WORK REQUEST
Every line of the data below should be written out word for word.

ENTRIES PROVIDED
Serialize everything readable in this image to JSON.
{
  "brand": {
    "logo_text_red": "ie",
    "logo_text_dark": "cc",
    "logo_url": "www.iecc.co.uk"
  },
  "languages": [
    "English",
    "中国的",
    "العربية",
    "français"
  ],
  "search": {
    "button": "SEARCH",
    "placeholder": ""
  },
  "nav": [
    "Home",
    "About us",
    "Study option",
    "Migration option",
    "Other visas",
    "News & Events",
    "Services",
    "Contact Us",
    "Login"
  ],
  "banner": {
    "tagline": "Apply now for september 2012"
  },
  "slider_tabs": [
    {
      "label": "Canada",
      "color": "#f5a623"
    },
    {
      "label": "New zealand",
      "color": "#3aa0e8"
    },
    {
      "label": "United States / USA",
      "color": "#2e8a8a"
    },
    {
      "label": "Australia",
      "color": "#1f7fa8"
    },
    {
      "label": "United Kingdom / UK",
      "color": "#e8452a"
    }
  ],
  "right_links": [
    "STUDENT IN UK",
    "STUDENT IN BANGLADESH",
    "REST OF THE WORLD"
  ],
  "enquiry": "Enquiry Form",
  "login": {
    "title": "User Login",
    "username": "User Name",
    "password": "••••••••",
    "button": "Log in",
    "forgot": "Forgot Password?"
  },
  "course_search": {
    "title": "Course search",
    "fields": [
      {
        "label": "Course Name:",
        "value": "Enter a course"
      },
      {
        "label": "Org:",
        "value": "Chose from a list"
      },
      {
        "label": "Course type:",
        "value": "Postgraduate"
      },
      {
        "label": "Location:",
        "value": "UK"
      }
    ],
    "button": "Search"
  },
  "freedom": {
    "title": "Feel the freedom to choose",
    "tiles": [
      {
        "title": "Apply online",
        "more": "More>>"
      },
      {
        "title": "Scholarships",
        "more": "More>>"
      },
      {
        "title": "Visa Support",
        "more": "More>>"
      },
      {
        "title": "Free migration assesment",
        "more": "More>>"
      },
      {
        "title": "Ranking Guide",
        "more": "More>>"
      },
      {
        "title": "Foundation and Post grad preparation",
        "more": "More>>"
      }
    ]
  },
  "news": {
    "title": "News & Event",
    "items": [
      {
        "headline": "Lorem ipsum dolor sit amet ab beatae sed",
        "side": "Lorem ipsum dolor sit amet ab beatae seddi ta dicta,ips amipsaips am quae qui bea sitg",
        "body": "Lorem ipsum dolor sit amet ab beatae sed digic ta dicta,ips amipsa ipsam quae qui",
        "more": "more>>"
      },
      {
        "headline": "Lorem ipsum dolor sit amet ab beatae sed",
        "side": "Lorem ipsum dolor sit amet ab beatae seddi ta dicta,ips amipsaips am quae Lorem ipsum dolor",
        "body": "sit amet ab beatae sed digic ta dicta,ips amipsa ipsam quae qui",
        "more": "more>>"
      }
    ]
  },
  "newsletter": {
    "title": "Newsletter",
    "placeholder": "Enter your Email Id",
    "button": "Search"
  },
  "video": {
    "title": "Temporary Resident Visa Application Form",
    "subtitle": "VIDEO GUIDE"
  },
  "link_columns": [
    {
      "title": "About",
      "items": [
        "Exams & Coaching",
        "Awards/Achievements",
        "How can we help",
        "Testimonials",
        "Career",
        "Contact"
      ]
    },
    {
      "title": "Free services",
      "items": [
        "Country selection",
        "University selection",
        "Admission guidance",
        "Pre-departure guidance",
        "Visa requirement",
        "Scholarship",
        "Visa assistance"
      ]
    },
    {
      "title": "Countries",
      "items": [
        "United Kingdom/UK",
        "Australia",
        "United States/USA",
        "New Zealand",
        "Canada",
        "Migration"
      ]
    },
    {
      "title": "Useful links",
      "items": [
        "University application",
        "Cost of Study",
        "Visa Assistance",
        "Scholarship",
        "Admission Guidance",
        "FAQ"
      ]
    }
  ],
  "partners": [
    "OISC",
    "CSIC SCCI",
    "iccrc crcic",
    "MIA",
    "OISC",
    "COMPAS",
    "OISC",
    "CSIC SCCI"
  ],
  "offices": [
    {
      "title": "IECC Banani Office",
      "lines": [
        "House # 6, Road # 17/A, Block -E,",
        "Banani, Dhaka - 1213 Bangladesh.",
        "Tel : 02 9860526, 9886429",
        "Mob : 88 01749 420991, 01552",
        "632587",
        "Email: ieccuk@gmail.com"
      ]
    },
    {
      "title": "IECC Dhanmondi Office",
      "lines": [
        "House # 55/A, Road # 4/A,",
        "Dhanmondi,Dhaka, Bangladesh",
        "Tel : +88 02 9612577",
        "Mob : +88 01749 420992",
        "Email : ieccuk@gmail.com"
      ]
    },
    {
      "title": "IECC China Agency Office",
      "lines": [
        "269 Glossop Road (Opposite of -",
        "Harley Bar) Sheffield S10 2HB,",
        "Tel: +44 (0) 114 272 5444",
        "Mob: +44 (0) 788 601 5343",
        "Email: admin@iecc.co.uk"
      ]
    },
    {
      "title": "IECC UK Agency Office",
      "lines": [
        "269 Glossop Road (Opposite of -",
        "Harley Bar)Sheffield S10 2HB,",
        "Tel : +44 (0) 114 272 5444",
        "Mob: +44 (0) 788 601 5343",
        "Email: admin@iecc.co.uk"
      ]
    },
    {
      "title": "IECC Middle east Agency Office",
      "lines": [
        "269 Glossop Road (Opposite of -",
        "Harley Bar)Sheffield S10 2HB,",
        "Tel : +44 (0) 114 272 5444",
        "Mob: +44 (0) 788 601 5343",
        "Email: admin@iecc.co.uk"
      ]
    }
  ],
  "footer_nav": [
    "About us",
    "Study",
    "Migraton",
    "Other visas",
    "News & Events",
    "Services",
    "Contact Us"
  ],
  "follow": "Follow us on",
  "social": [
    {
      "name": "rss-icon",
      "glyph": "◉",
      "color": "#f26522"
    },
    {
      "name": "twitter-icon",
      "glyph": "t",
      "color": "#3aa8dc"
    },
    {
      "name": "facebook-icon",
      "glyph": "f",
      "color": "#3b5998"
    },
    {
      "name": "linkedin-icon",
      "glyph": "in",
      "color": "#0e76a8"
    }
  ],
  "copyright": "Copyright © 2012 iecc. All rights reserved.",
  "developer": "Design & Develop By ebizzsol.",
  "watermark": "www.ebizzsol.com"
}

TASK OUTPUT
Serialize everything readable in this image to JSON.
{
  "brand": {
    "logo_text_red": "ie",
    "logo_text_dark": "cc",
    "logo_url": "www.iecc.co.uk"
  },
  "languages": [
    "English",
    "中国的",
    "العربية",
    "français"
  ],
  "search": {
    "button": "SEARCH",
    "placeholder": ""
  },
  "nav": [
    "Home",
    "About us",
    "Study option",
    "Migration option",
    "Other visas",
    "News & Events",
    "Services",
    "Contact Us",
    "Login"
  ],
  "banner": {
    "tagline": "Apply now for september 2012"
  },
  "slider_tabs": [
    {
      "label": "Canada",
      "color": "#f5a623"
    },
    {
      "label": "New zealand",
      "color": "#3aa0e8"
    },
    {
      "label": "United States / USA",
      "color": "#2e8a8a"
    },
    {
      "label": "Australia",
      "color": "#1f7fa8"
    },
    {
      "label": "United Kingdom / UK",
      "color": "#e8452a"
    }
  ],
  "right_links": [
    "STUDENT IN UK",
    "STUDENT IN BANGLADESH",
    "REST OF THE WORLD"
  ],
  "enquiry": "Enquiry Form",
  "login": {
    "title": "User Login",
    "username": "User Name",
    "password": "••••••••",
    "button": "Log in",
    "forgot": "Forgot Password?"
  },
  "course_search": {
    "title": "Course search",
    "fields": [
      {
        "label": "Course Name:",
        "value": "Enter a course"
      },
      {
        "label": "Org:",
        "value": "Chose from a list"
      },
      {
        "label": "Course type:",
        "value": "Postgraduate"
      },
      {
        "label": "Location:",
        "value": "UK"
      }
    ],
    "button": "Search"
  },
  "freedom": {
    "title": "Feel the freedom to choose",
    "tiles": [
      {
        "title": "Apply online",
        "more": "More>>"
      },
      {
        "title": "Scholarships",
        "more": "More>>"
      },
      {
        "title": "Visa Support",
        "more": "More>>"
      },
      {
        "title": "Free migration assesment",
        "more": "More>>"
      },
      {
        "title": "Ranking Guide",
        "more": "More>>"
      },
      {
        "title": "Foundation and Post grad preparation",
        "more": "More>>"
      }
    ]
  },
  "news": {
    "title": "News & Event",
    "items": [
      {
        "headline": "Lorem ipsum dolor sit amet ab beatae sed",
        "side": "Lorem ipsum dolor sit amet ab beatae seddi ta dicta,ips amipsaips am quae qui bea sitg",
        "body": "Lorem ipsum dolor sit amet ab beatae sed digic ta dicta,ips amipsa ipsam quae qui",
        "more": "more>>"
      },
      {
        "headline": "Lorem ipsum dolor sit amet ab beatae sed",
        "side": "Lorem ipsum dolor sit amet ab beatae seddi ta dicta,ips amipsaips am quae Lorem ipsum dolor",
        "body": "sit amet ab beatae sed digic ta dicta,ips amipsa ipsam quae qui",
        "more": "more>>"
      }
    ]
  },
  "newsletter": {
    "title": "Newsletter",
    "placeholder": "Enter your Email Id",
    "button": "Search"
  },
  "video": {
    "title": "Temporary Resident Visa Application Form",
    "subtitle": "VIDEO GUIDE"
  },
  "link_columns": [
    {
      "title": "About",
      "items": [
        "Exams & Coaching",
        "Awards/Achievements",
        "How can we help",
        "Testimonials",
        "Career",
        "Contact"
      ]
    },
    {
      "title": "Free services",
      "items": [
        "Country selection",
        "University selection",
        "Admission guidance",
        "Pre-departure guidance",
        "Visa requirement",
        "Scholarship",
        "Visa assistance"
      ]
    },
    {
      "title": "Countries",
      "items": [
        "United Kingdom/UK",
        "Australia",
        "United States/USA",
        "New Zealand",
        "Canada",
        "Migration"
      ]
    },
    {
      "title": "Useful links",
      "items": [
        "University application",
        "Cost of Study",
        "Visa Assistance",
        "Scholarship",
        "Admission Guidance",
        "FAQ"
      ]
    }
  ],
  "partners": [
    "OISC",
    "CSIC SCCI",
    "iccrc crcic",
    "MIA",
    "OISC",
    "COMPAS",
    "OISC",
    "CSIC SCCI"
  ],
  "offices": [
    {
      "title": "IECC Banani Office",
      "lines": [
        "House # 6, Road # 17/A, Block -E,",
        "Banani, Dhaka - 1213 Bangladesh.",
        "Tel : 02 9860526, 9886429",
        "Mob : 88 01749 420991, 01552",
        "632587",
        "Email: ieccuk@gmail.com"
      ]
    },
    {
      "title": "IECC Dhanmondi Office",
      "lines": [
        "House # 55/A, Road # 4/A,",
        "Dhanmondi,Dhaka, Bangladesh",
        "Tel : +88 02 9612577",
        "Mob : +88 01749 420992",
        "Email : ieccuk@gmail.com"
      ]
    },
    {
      "title": "IECC China Agency Office",
      "lines": [
        "269 Glossop Road (Opposite of -",
        "Harley Bar) Sheffield S10 2HB,",
        "Tel: +44 (0) 114 272 5444",
        "Mob: +44 (0) 788 601 5343",
        "Email: admin@iecc.co.uk"
      ]
    },
    {
      "title": "IECC UK Agency Office",
      "lines": [
        "269 Glossop Road (Opposite of -",
        "Harley Bar)Sheffield S10 2HB,",
        "Tel : +44 (0) 114 272 5444",
        "Mob: +44 (0) 788 601 5343",
        "Email: admin@iecc.co.uk"
      ]
    },
    {
      "title": "IECC Middle east Agency Office",
      "lines": [
        "269 Glossop Road (Opposite of -",
        "Harley Bar)Sheffield S10 2HB,",
        "Tel : +44 (0) 114 272 5444",
        "Mob: +44 (0) 788 601 5343",
        "Email: admin@iecc.co.uk"
      ]
    }
  ],
  "footer_nav": [
    "About us",
    "Study",
    "Migraton",
    "Other visas",
    "News & Events",
    "Services",
    "Contact Us"
  ],
  "follow": "Follow us on",
  "social": [
    {
      "name": "rss-icon",
      "glyph": "◉",
      "color": "#f26522"
    },
    {
      "name": "twitter-icon",
      "glyph": "t",
      "color": "#3aa8dc"
    },
    {
      "name": "facebook-icon",
      "glyph": "f",
      "color": "#3b5998"
    },
    {
      "name": "linkedin-icon",
      "glyph": "in",
      "color": "#0e76a8"
    }
  ],
  "copyright": "Copyright © 2012 iecc. All rights reserved.",
  "developer": "Design & Develop By ebizzsol.",
  "watermark": "www.ebizzsol.com"
}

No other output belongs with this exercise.